sometimes i just want to wake up and have a mountain slap me in the face and say HERE YOU GO, BITCH, HERE’S YOUR GODDAMN HOME and i think then i’ll be happy. all i’ve ever been looking for is someplace where out the window is something bigger than me. not in an inspirational way, but in the literal way that mount rainier looks half the size of your head as you drive across lake washington in july but it’s really 68.9 miles away. that is the kind of big i am looking for. 14,411 feet. 500,000 years. out my window now there is just another building that looks like mine and all i can wonder is what’s the rent there and is their basement as terrible as ours. sometimes i look at the trees on my street and cry because they are so small. i guess if nature wanted to, then one of them could fall and crush something, but the danger is never as imminent as when, in any kind of storm, the pine trees thin as veins and tall as two houses, one on top of the other, and then maybe a little more, that stood directly across the street from my bedroom window would sway, as if in slow motion, teasing you as they wondered how far they could bend until breaking, the breaking always happening in nightmares after my mom and dad woke us up to bring us to the basement for the rest of the night. all i’m saying is, i grew up learning about serial killers in the woods and there were feet washing up on the shore and none of us batted an eye. it’s dangerous out there. and you didn’t forget it, because everywhere you looked you knew you were just another puny thing, scrambling through the moss, waiting for the earthquake, the volcano, the wave. loving each leaf anyway.
#F8E0E5 (Saturday morning, July 2015)
potato underbelly softing all over the bed, i wriggle
into sleep like somebody’s got something to yell at me
so i’ll cry harder.
cutting a fat thumb on the jagged can of coconut milk
produces a fresh pink sunset for $3.49.
this saturday morning, i will sleep in until eight
eat rice with my fingers
and wonder quietly when everyone i love will wake up.
Clair Dunlap grew up just outside Seattle, Washington, and started writing poems at the age of six.

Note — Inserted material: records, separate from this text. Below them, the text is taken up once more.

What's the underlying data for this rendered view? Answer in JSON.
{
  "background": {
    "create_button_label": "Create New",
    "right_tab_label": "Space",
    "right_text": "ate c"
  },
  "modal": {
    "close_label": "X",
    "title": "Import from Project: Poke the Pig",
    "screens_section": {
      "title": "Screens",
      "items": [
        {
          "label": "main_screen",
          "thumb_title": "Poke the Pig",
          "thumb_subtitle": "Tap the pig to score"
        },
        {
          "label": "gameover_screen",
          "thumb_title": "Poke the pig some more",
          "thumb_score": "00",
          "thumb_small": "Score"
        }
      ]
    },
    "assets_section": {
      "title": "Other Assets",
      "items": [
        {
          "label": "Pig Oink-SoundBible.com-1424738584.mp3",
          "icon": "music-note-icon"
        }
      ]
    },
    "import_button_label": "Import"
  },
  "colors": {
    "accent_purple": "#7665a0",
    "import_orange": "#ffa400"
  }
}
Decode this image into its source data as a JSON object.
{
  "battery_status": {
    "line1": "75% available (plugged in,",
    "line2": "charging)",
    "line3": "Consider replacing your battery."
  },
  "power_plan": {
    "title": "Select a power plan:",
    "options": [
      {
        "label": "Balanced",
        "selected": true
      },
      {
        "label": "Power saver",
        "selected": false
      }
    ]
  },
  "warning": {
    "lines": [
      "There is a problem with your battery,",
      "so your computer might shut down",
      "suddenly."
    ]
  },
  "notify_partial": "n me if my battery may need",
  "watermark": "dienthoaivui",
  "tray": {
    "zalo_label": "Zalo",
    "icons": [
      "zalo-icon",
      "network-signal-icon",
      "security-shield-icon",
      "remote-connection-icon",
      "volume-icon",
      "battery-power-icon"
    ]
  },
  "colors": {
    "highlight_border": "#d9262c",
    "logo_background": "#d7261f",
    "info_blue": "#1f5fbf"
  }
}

She is the author of In the Plum Dark Belly (Beard Poetry, 2016) and her work has appeared, or is forthcoming, in The Ilanot Review, SWWIM, Glass: A Journal of Poetry, L’Éphémère Review, Hobart, Peach Mag and more. She currently lives in the Midwest and answers research questions in an academic library.